As you walk around the perimeter of the park, you come to a Chilean garden (with several monkey puzzles), a South African garden, an Australian garden (with some amazing Brachychitons - both B. acerifolia but also B. rupestris (Queensland bottle tree - with a huge, bulbous trunk), and two separate desert gardens on the west end of the park, with three striking dragon trees (Dracaena draco).
My personal favorite in the garden is a still small wollemi pine (Wollemi nobilis) - the tree that had been thought to have been extinct for hundreds of millions of years - known only from fossil records - until a few dozen of the species were discovered in a ravine near Sydney, Australia. (Hello, Rec Park Department - we need a lot more of these in San Francisco parks!) The wollemi pine is located in the roof's "ancient garden", with ginkgos, cycads and other plants that have graced the earth for millions of years.
But I think the most spectacular trees in the park are the palms - Greenspan loves palms, and it shows, especially with the majestic Chilean wine palm that is set in a central lawn of the park, not far from pindo palms, some nikau palms (native to New Zealand), various Trachycarpus species (not just our common windmill palm, T. fortunei), a few Brahea species, and on and on and on.... There are probably a dozen palm species here that are rarely or never seen in San Francisco.

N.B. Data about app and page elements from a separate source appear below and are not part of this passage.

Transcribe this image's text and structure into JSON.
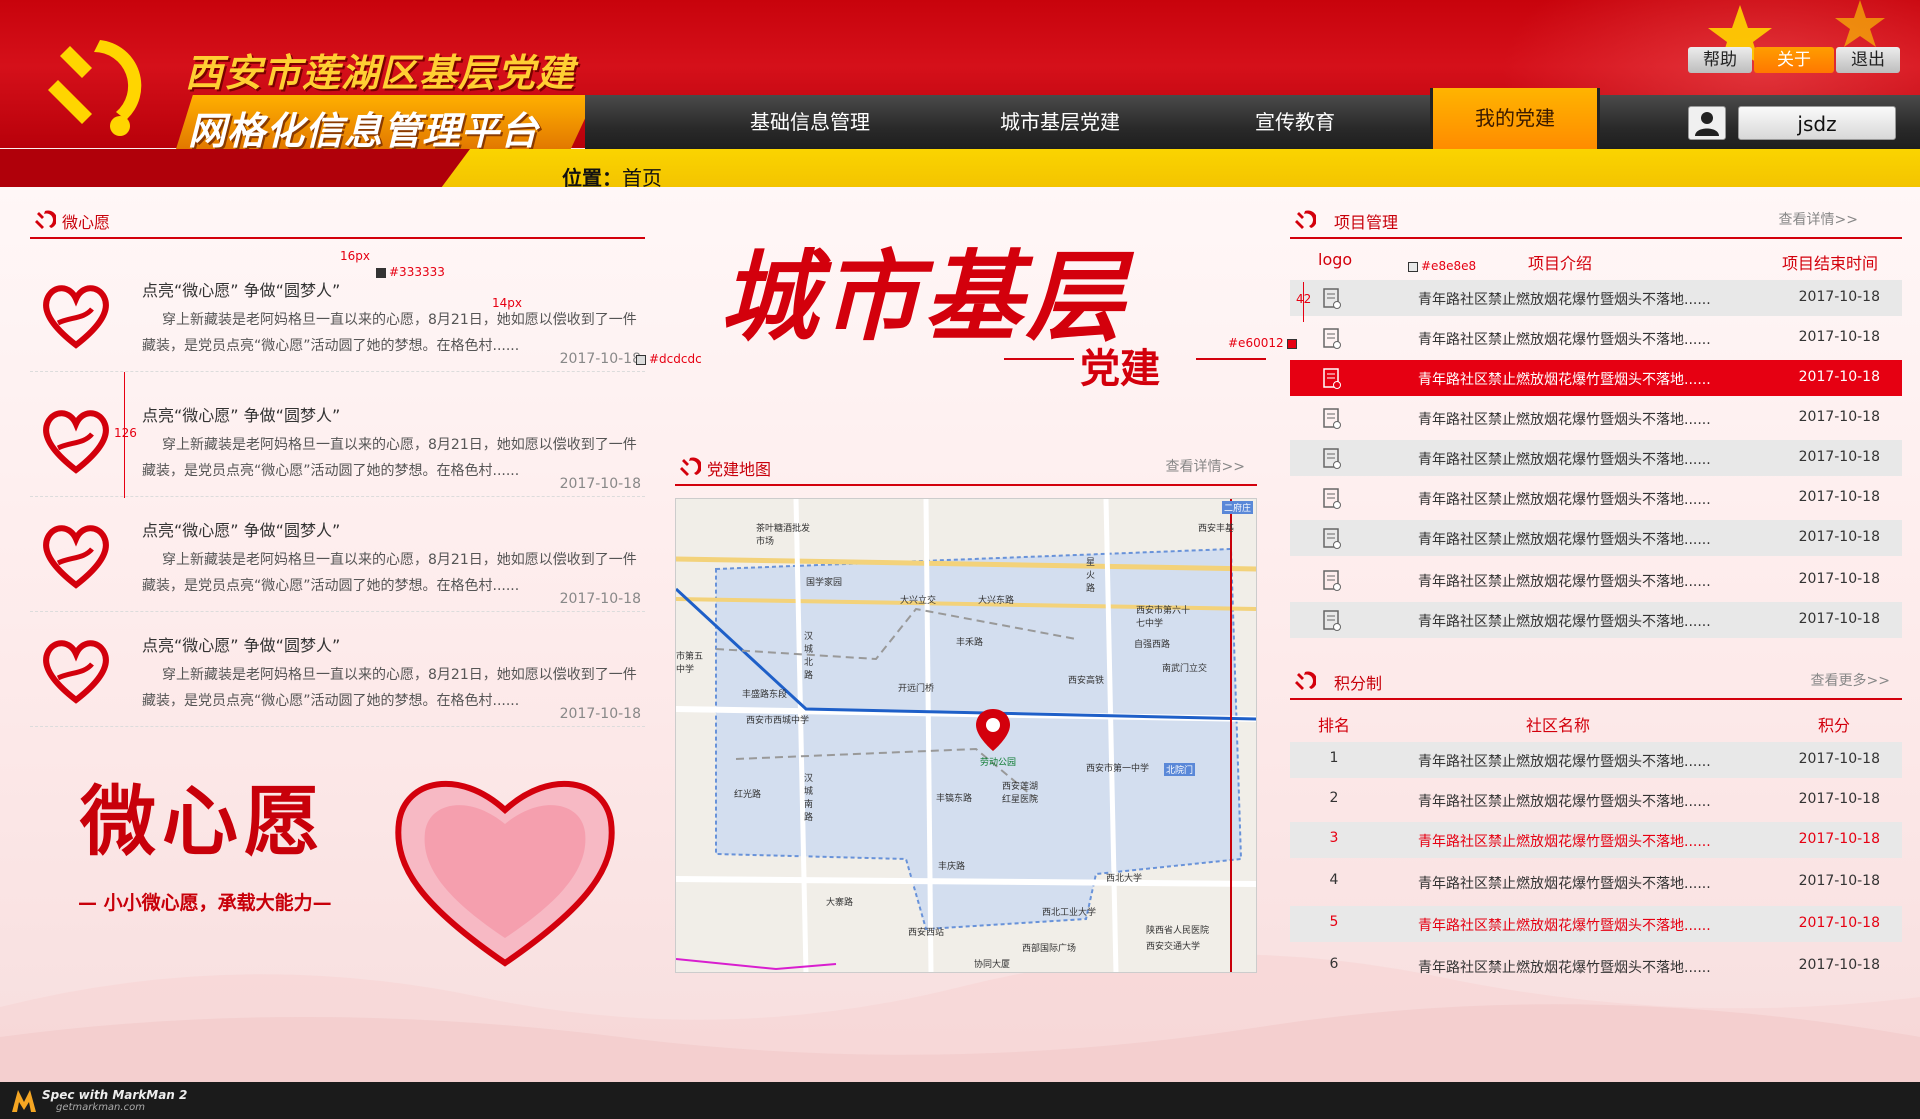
{
  "header": {
    "title_line1": "西安市莲湖区基层党建",
    "title_line2": "网格化信息管理平台",
    "nav": [
      "基础信息管理",
      "城市基层党建",
      "宣传教育",
      "我的党建"
    ],
    "top_buttons": {
      "help": "帮助",
      "about": "关于",
      "exit": "退出"
    },
    "username": "jsdz"
  },
  "location": {
    "label": "位置",
    "separator": "：",
    "value": "首页"
  },
  "wish": {
    "title": "微心愿",
    "items": [
      {
        "title": "点亮“微心愿” 争做“圆梦人”",
        "desc": "穿上新藏装是老阿妈格旦一直以来的心愿，8月21日，她如愿以偿收到了一件藏装，是党员点亮“微心愿”活动圆了她的梦想。在格色村......",
        "date": "2017-10-18"
      },
      {
        "title": "点亮“微心愿” 争做“圆梦人”",
        "desc": "穿上新藏装是老阿妈格旦一直以来的心愿，8月21日，她如愿以偿收到了一件藏装，是党员点亮“微心愿”活动圆了她的梦想。在格色村......",
        "date": "2017-10-18"
      },
      {
        "title": "点亮“微心愿” 争做“圆梦人”",
        "desc": "穿上新藏装是老阿妈格旦一直以来的心愿，8月21日，她如愿以偿收到了一件藏装，是党员点亮“微心愿”活动圆了她的梦想。在格色村......",
        "date": "2017-10-18"
      },
      {
        "title": "点亮“微心愿” 争做“圆梦人”",
        "desc": "穿上新藏装是老阿妈格旦一直以来的心愿，8月21日，她如愿以偿收到了一件藏装，是党员点亮“微心愿”活动圆了她的梦想。在格色村......",
        "date": "2017-10-18"
      }
    ],
    "banner_title": "微心愿",
    "banner_slogan": "— 小小微心愿，承载大能力—"
  },
  "center": {
    "big_title": "城市基层",
    "big_subtitle": "党建",
    "map_title": "党建地图",
    "map_more": "查看详情>>",
    "map_labels": [
      "茶叶糖酒批发市场",
      "国学家园",
      "大兴东路",
      "星火路",
      "西安市第六十七中学",
      "汉城北路",
      "丰禾路",
      "开远门桥",
      "自强西路",
      "西安高铁",
      "南武门立交",
      "丰盛路东段",
      "西安市西城中学",
      "劳动公园",
      "西安市第一中学",
      "北院门",
      "红光路",
      "汉城南路",
      "丰镐东路",
      "西安莲湖红星医院",
      "丰庆路",
      "大寨路",
      "西北工业大学",
      "西北大学",
      "西安交通大学",
      "陕西省人民医院",
      "二府庄",
      "西安丰基",
      "大兴立交",
      "市第五中学",
      "协同大厦",
      "西部国际广场",
      "西安西站"
    ]
  },
  "projects": {
    "title": "项目管理",
    "more": "查看详情>>",
    "headers": [
      "logo",
      "项目介绍",
      "项目结束时间"
    ],
    "rows": [
      {
        "text": "青年路社区禁止燃放烟花爆竹暨烟头不落地......",
        "date": "2017-10-18"
      },
      {
        "text": "青年路社区禁止燃放烟花爆竹暨烟头不落地......",
        "date": "2017-10-18"
      },
      {
        "text": "青年路社区禁止燃放烟花爆竹暨烟头不落地......",
        "date": "2017-10-18"
      },
      {
        "text": "青年路社区禁止燃放烟花爆竹暨烟头不落地......",
        "date": "2017-10-18"
      },
      {
        "text": "青年路社区禁止燃放烟花爆竹暨烟头不落地......",
        "date": "2017-10-18"
      },
      {
        "text": "青年路社区禁止燃放烟花爆竹暨烟头不落地......",
        "date": "2017-10-18"
      },
      {
        "text": "青年路社区禁止燃放烟花爆竹暨烟头不落地......",
        "date": "2017-10-18"
      },
      {
        "text": "青年路社区禁止燃放烟花爆竹暨烟头不落地......",
        "date": "2017-10-18"
      },
      {
        "text": "青年路社区禁止燃放烟花爆竹暨烟头不落地......",
        "date": "2017-10-18"
      }
    ]
  },
  "points": {
    "title": "积分制",
    "more": "查看更多>>",
    "headers": [
      "排名",
      "社区名称",
      "积分"
    ],
    "rows": [
      {
        "rank": "1",
        "text": "青年路社区禁止燃放烟花爆竹暨烟头不落地......",
        "date": "2017-10-18"
      },
      {
        "rank": "2",
        "text": "青年路社区禁止燃放烟花爆竹暨烟头不落地......",
        "date": "2017-10-18"
      },
      {
        "rank": "3",
        "text": "青年路社区禁止燃放烟花爆竹暨烟头不落地......",
        "date": "2017-10-18"
      },
      {
        "rank": "4",
        "text": "青年路社区禁止燃放烟花爆竹暨烟头不落地......",
        "date": "2017-10-18"
      },
      {
        "rank": "5",
        "text": "青年路社区禁止燃放烟花爆竹暨烟头不落地......",
        "date": "2017-10-18"
      },
      {
        "rank": "6",
        "text": "青年路社区禁止燃放烟花爆竹暨烟头不落地......",
        "date": "2017-10-18"
      }
    ]
  },
  "annotations": {
    "a16px": "16px",
    "a333": "#333333",
    "a14px": "14px",
    "adcdcdc": "#dcdcdc",
    "a126": "126",
    "ae8e8e8": "#e8e8e8",
    "a42": "42",
    "ae60012": "#e60012"
  },
  "footer": {
    "brand": "Spec with MarkMan 2",
    "site": "getmarkman.com"
  },
  "colors": {
    "primary_red": "#e60012",
    "gray_row": "#e8e8e8",
    "text": "#333333",
    "divider": "#dcdcdc",
    "accent_orange": "#ff8800",
    "yellow": "#f7cc00"
  }
}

So run, don't walk, to see this park when it opens! I just hope that we can keep the Transbay Roof Park in the shape it's in now - it's going to take a lot of work to keep this garden looking as good in 10 years as it does now. I volunteer to be a maintenance docent!